■ **ASSIGNED TASK**
Every line below that holds the word "JSON" counts once; please tally them and give only the total.

■ **AVAILABLE RECORDS**
+++
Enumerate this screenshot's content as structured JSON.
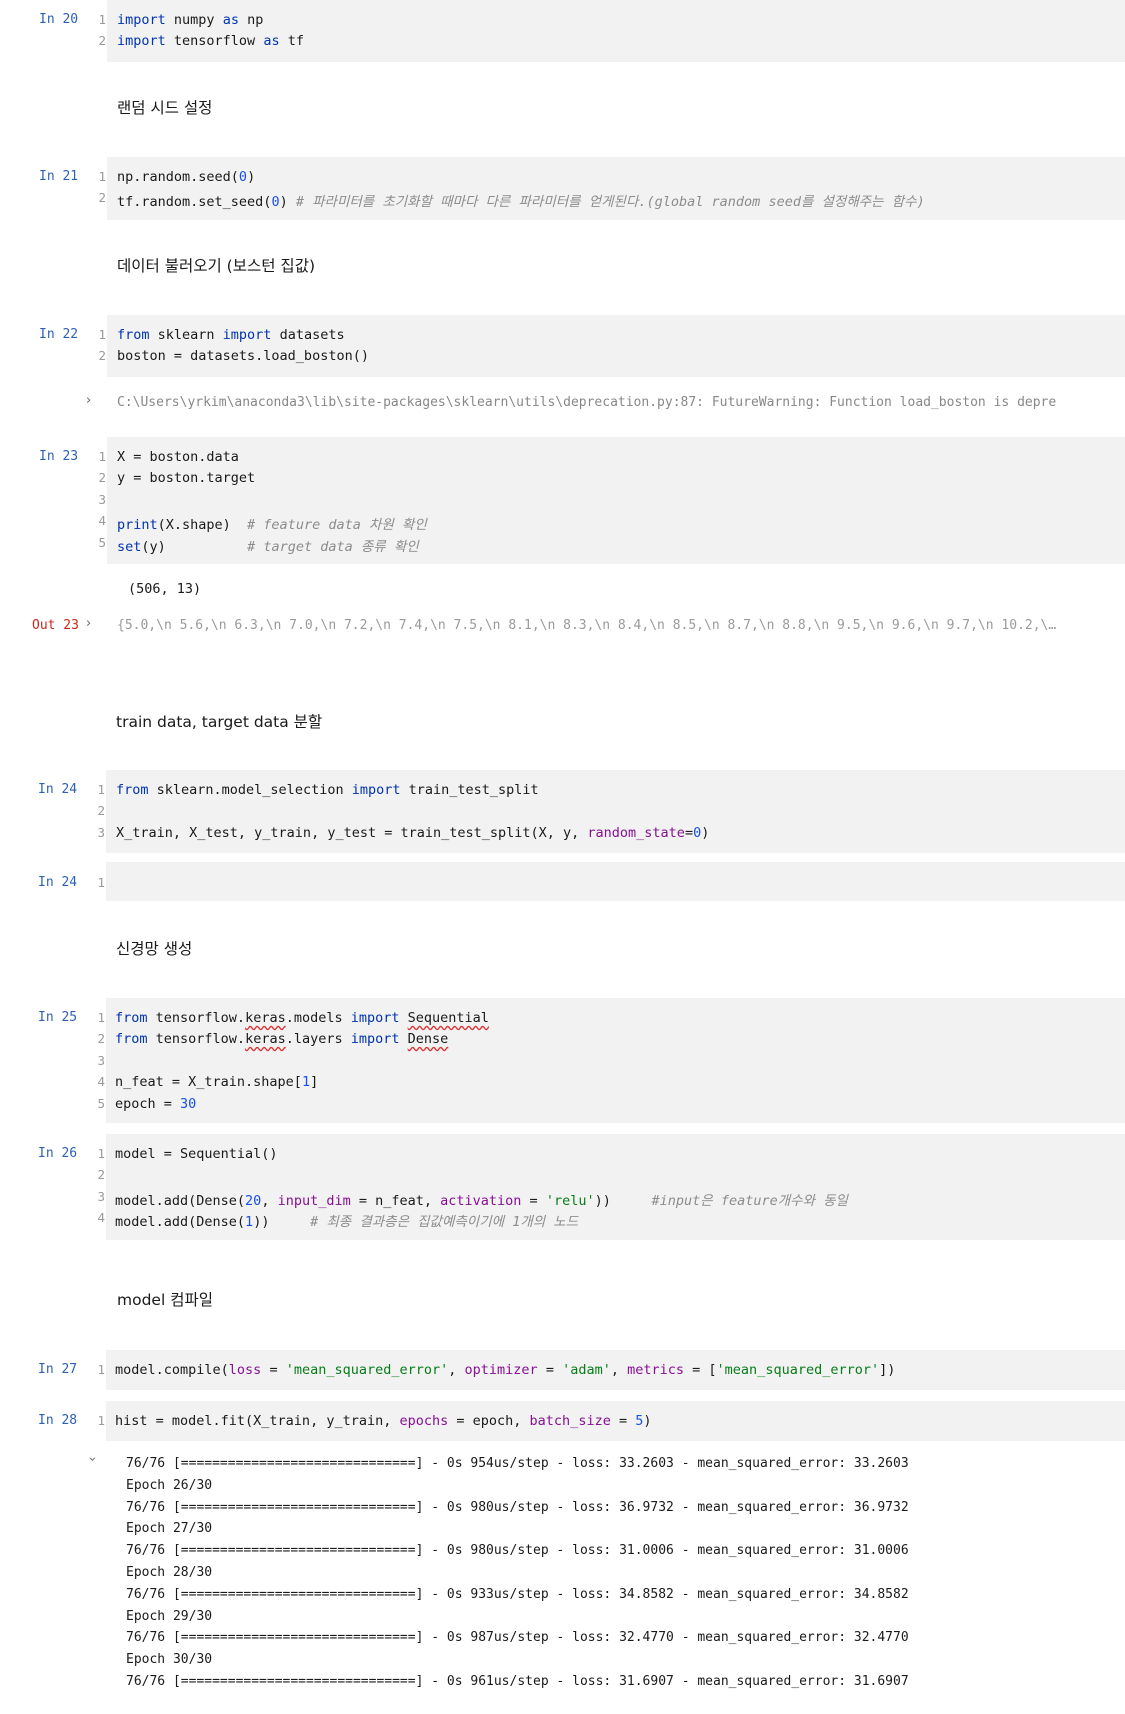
{
  "cells": {
    "c20": {
      "prompt": "In 20",
      "lines": [
        "1",
        "2"
      ],
      "code": [
        [
          {
            "t": "import",
            "c": "kw2"
          },
          {
            "t": " numpy "
          },
          {
            "t": "as",
            "c": "kw2"
          },
          {
            "t": " np"
          }
        ],
        [
          {
            "t": "import",
            "c": "kw2"
          },
          {
            "t": " tensorflow "
          },
          {
            "t": "as",
            "c": "kw2"
          },
          {
            "t": " tf"
          }
        ]
      ]
    },
    "md1": "랜덤 시드 설정",
    "c21": {
      "prompt": "In 21",
      "lines": [
        "1",
        "2"
      ],
      "code": [
        [
          {
            "t": "np.random.seed("
          },
          {
            "t": "0",
            "c": "num"
          },
          {
            "t": ")"
          }
        ],
        [
          {
            "t": "tf.random.set_seed("
          },
          {
            "t": "0",
            "c": "num"
          },
          {
            "t": ") "
          },
          {
            "t": "# 파라미터를 초기화할 때마다 다른 파라미터를 얻게된다.(global random seed를 설정해주는 함수)",
            "c": "cm"
          }
        ]
      ]
    },
    "md2": "데이터 불러오기 (보스턴 집값)",
    "c22": {
      "prompt": "In 22",
      "lines": [
        "1",
        "2"
      ],
      "code": [
        [
          {
            "t": "from",
            "c": "kw2"
          },
          {
            "t": " sklearn "
          },
          {
            "t": "import",
            "c": "kw2"
          },
          {
            "t": " datasets"
          }
        ],
        [
          {
            "t": "boston = datasets.load_boston()"
          }
        ]
      ],
      "warning": "C:\\Users\\yrkim\\anaconda3\\lib\\site-packages\\sklearn\\utils\\deprecation.py:87: FutureWarning: Function load_boston is depre"
    },
    "c23": {
      "prompt": "In 23",
      "lines": [
        "1",
        "2",
        "3",
        "4",
        "5"
      ],
      "code": [
        [
          {
            "t": "X = boston.data"
          }
        ],
        [
          {
            "t": "y = boston.target"
          }
        ],
        [
          {
            "t": ""
          }
        ],
        [
          {
            "t": "print",
            "c": "kw2"
          },
          {
            "t": "(X.shape)  "
          },
          {
            "t": "# feature data 차원 확인",
            "c": "cm"
          }
        ],
        [
          {
            "t": "set",
            "c": "kw2"
          },
          {
            "t": "(y)          "
          },
          {
            "t": "# target data 종류 확인",
            "c": "cm"
          }
        ]
      ],
      "stdout": "(506, 13)",
      "out_prompt": "Out 23",
      "out_text": "{5.0,\\n 5.6,\\n 6.3,\\n 7.0,\\n 7.2,\\n 7.4,\\n 7.5,\\n 8.1,\\n 8.3,\\n 8.4,\\n 8.5,\\n 8.7,\\n 8.8,\\n 9.5,\\n 9.6,\\n 9.7,\\n 10.2,\\…"
    },
    "md3": "train data, target data 분할",
    "c24": {
      "prompt": "In 24",
      "lines": [
        "1",
        "2",
        "3"
      ],
      "code": [
        [
          {
            "t": "from",
            "c": "kw2"
          },
          {
            "t": " sklearn.model_selection "
          },
          {
            "t": "import",
            "c": "kw2"
          },
          {
            "t": " train_test_split"
          }
        ],
        [
          {
            "t": ""
          }
        ],
        [
          {
            "t": "X_train, X_test, y_train, y_test = train_test_split(X, y, "
          },
          {
            "t": "random_state",
            "c": "param"
          },
          {
            "t": "="
          },
          {
            "t": "0",
            "c": "num"
          },
          {
            "t": ")"
          }
        ]
      ]
    },
    "c24b": {
      "prompt": "In 24",
      "lines": [
        "1"
      ]
    },
    "md4": "신경망 생성",
    "c25": {
      "prompt": "In 25",
      "lines": [
        "1",
        "2",
        "3",
        "4",
        "5"
      ],
      "code": [
        [
          {
            "t": "from",
            "c": "kw2"
          },
          {
            "t": " tensorflow."
          },
          {
            "t": "keras",
            "c": "und2"
          },
          {
            "t": ".models "
          },
          {
            "t": "import",
            "c": "kw2"
          },
          {
            "t": " "
          },
          {
            "t": "Sequential",
            "c": "und2"
          }
        ],
        [
          {
            "t": "from",
            "c": "kw2"
          },
          {
            "t": " tensorflow."
          },
          {
            "t": "keras",
            "c": "und2"
          },
          {
            "t": ".layers "
          },
          {
            "t": "import",
            "c": "kw2"
          },
          {
            "t": " "
          },
          {
            "t": "Dense",
            "c": "und2"
          }
        ],
        [
          {
            "t": ""
          }
        ],
        [
          {
            "t": "n_feat = X_train.shape["
          },
          {
            "t": "1",
            "c": "num"
          },
          {
            "t": "]"
          }
        ],
        [
          {
            "t": "epoch = "
          },
          {
            "t": "30",
            "c": "num"
          }
        ]
      ]
    },
    "c26": {
      "prompt": "In 26",
      "lines": [
        "1",
        "2",
        "3",
        "4"
      ],
      "code": [
        [
          {
            "t": "model = Sequential()"
          }
        ],
        [
          {
            "t": ""
          }
        ],
        [
          {
            "t": "model.add(Dense("
          },
          {
            "t": "20",
            "c": "num"
          },
          {
            "t": ", "
          },
          {
            "t": "input_dim",
            "c": "param"
          },
          {
            "t": " = n_feat, "
          },
          {
            "t": "activation",
            "c": "param"
          },
          {
            "t": " = "
          },
          {
            "t": "'relu'",
            "c": "str"
          },
          {
            "t": "))     "
          },
          {
            "t": "#input은 feature개수와 동일",
            "c": "cm"
          }
        ],
        [
          {
            "t": "model.add(Dense("
          },
          {
            "t": "1",
            "c": "num"
          },
          {
            "t": "))     "
          },
          {
            "t": "# 최종 결과층은 집값예측이기에 1개의 노드",
            "c": "cm"
          }
        ]
      ]
    },
    "md5": "model 컴파일",
    "c27": {
      "prompt": "In 27",
      "lines": [
        "1"
      ],
      "code": [
        [
          {
            "t": "model.compile("
          },
          {
            "t": "loss",
            "c": "param"
          },
          {
            "t": " = "
          },
          {
            "t": "'mean_squared_error'",
            "c": "str"
          },
          {
            "t": ", "
          },
          {
            "t": "optimizer",
            "c": "param"
          },
          {
            "t": " = "
          },
          {
            "t": "'adam'",
            "c": "str"
          },
          {
            "t": ", "
          },
          {
            "t": "metrics",
            "c": "param"
          },
          {
            "t": " = ["
          },
          {
            "t": "'mean_squared_error'",
            "c": "str"
          },
          {
            "t": "])"
          }
        ]
      ]
    },
    "c28": {
      "prompt": "In 28",
      "lines": [
        "1"
      ],
      "code": [
        [
          {
            "t": "hist = model.fit(X_train, y_train, "
          },
          {
            "t": "epochs",
            "c": "param"
          },
          {
            "t": " = epoch, "
          },
          {
            "t": "batch_size",
            "c": "param"
          },
          {
            "t": " = "
          },
          {
            "t": "5",
            "c": "num"
          },
          {
            "t": ")"
          }
        ]
      ],
      "log": [
        "76/76 [==============================] - 0s 954us/step - loss: 33.2603 - mean_squared_error: 33.2603",
        "Epoch 26/30",
        "76/76 [==============================] - 0s 980us/step - loss: 36.9732 - mean_squared_error: 36.9732",
        "Epoch 27/30",
        "76/76 [==============================] - 0s 980us/step - loss: 31.0006 - mean_squared_error: 31.0006",
        "Epoch 28/30",
        "76/76 [==============================] - 0s 933us/step - loss: 34.8582 - mean_squared_error: 34.8582",
        "Epoch 29/30",
        "76/76 [==============================] - 0s 987us/step - loss: 32.4770 - mean_squared_error: 32.4770",
        "Epoch 30/30",
        "76/76 [==============================] - 0s 961us/step - loss: 31.6907 - mean_squared_error: 31.6907"
      ]
    }
  }
}
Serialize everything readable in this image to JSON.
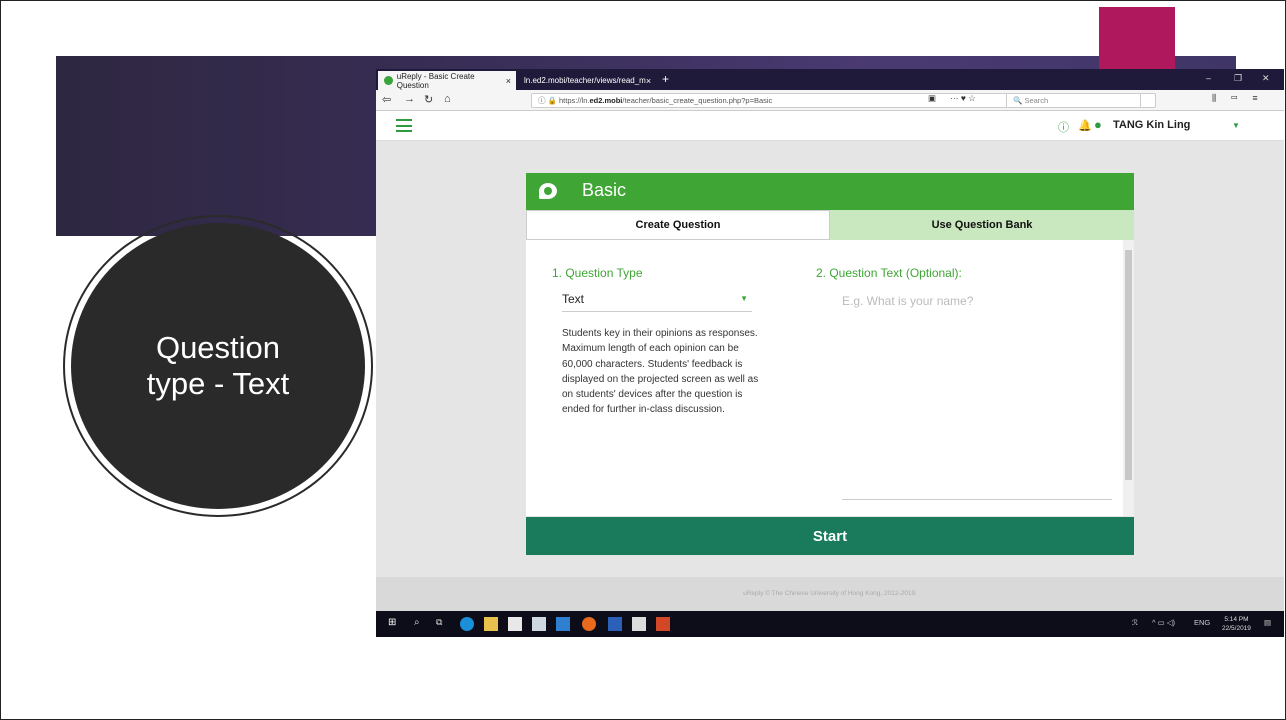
{
  "slide": {
    "title_line1": "Question",
    "title_line2": "type - Text"
  },
  "browser": {
    "tabs": [
      {
        "label": "uReply - Basic Create Question",
        "close": "×"
      },
      {
        "label": "ln.ed2.mobi/teacher/views/read_m",
        "close": "×"
      }
    ],
    "new_tab": "+",
    "url_prefix": "https://ln.",
    "url_domain": "ed2.mobi",
    "url_path": "/teacher/basic_create_question.php?p=Basic",
    "search_placeholder": "Search",
    "window_controls": [
      "–",
      "❐",
      "✕"
    ]
  },
  "app": {
    "user_name": "TANG Kin Ling",
    "card_title": "Basic",
    "tabs": [
      "Create Question",
      "Use Question Bank"
    ],
    "question_type_label": "1. Question Type",
    "question_type_value": "Text",
    "description": "Students key in their opinions as responses. Maximum length of each opinion can be 60,000 characters. Students' feedback is displayed on the projected screen as well as on students' devices after the question is ended for further in-class discussion.",
    "question_text_label": "2. Question Text (Optional):",
    "question_text_placeholder": "E.g. What is your name?",
    "start_label": "Start",
    "footer": "uReply © The Chinese University of Hong Kong, 2012-2019."
  },
  "taskbar": {
    "tray_text": "ENG",
    "time": "5:14 PM",
    "date": "22/5/2019"
  },
  "colors": {
    "green": "#3fa535",
    "dark_green": "#197a5c",
    "light_green": "#c9e8bf",
    "magenta": "#b0185e",
    "banner": "#3a2f5a",
    "circle": "#2a2a2a"
  }
}
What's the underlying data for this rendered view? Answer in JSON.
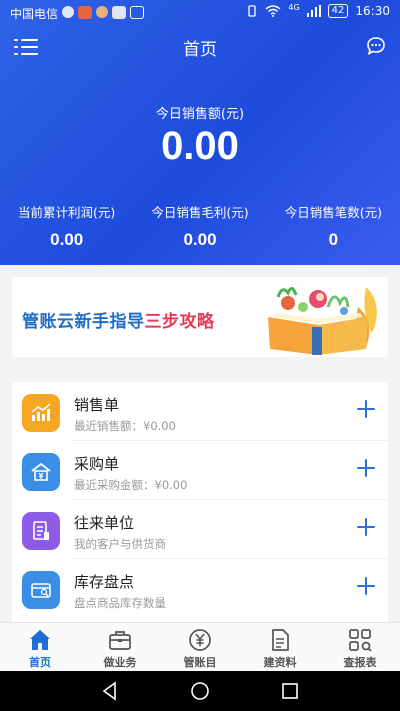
{
  "status_bar": {
    "carrier": "中国电信",
    "network": "4G",
    "battery": "42",
    "time": "16:30"
  },
  "header": {
    "title": "首页",
    "menu_icon": "menu-icon",
    "message_icon": "chat-bubble-icon"
  },
  "summary": {
    "today_sales_label": "今日销售额(元)",
    "today_sales_value": "0.00",
    "stats": [
      {
        "label": "当前累计利润(元)",
        "value": "0.00"
      },
      {
        "label": "今日销售毛利(元)",
        "value": "0.00"
      },
      {
        "label": "今日销售笔数(元)",
        "value": "0"
      }
    ]
  },
  "banner": {
    "text_main": "管账云新手指导",
    "text_highlight": "三步攻略"
  },
  "actions": [
    {
      "title": "销售单",
      "subtitle": "最近销售额：¥0.00",
      "icon": "sales-chart-icon",
      "color": "#f5a623"
    },
    {
      "title": "采购单",
      "subtitle": "最近采购金额：¥0.00",
      "icon": "purchase-yuan-icon",
      "color": "#3a8ee6"
    },
    {
      "title": "往来单位",
      "subtitle": "我的客户与供货商",
      "icon": "partners-document-icon",
      "color": "#8e5be6"
    },
    {
      "title": "库存盘点",
      "subtitle": "盘点商品库存数量",
      "icon": "inventory-box-icon",
      "color": "#3a8ee6"
    }
  ],
  "tabs": [
    {
      "label": "首页",
      "icon": "home-icon",
      "active": true
    },
    {
      "label": "做业务",
      "icon": "briefcase-icon",
      "active": false
    },
    {
      "label": "管账目",
      "icon": "yuan-circle-icon",
      "active": false
    },
    {
      "label": "建资料",
      "icon": "document-icon",
      "active": false
    },
    {
      "label": "查报表",
      "icon": "grid-report-icon",
      "active": false
    }
  ],
  "colors": {
    "hero_blue": "#2a58e2",
    "accent_blue": "#1f6ed4",
    "highlight_red": "#e63a55"
  }
}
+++
■ **SOLUTION TO THIS EXERCISE**
3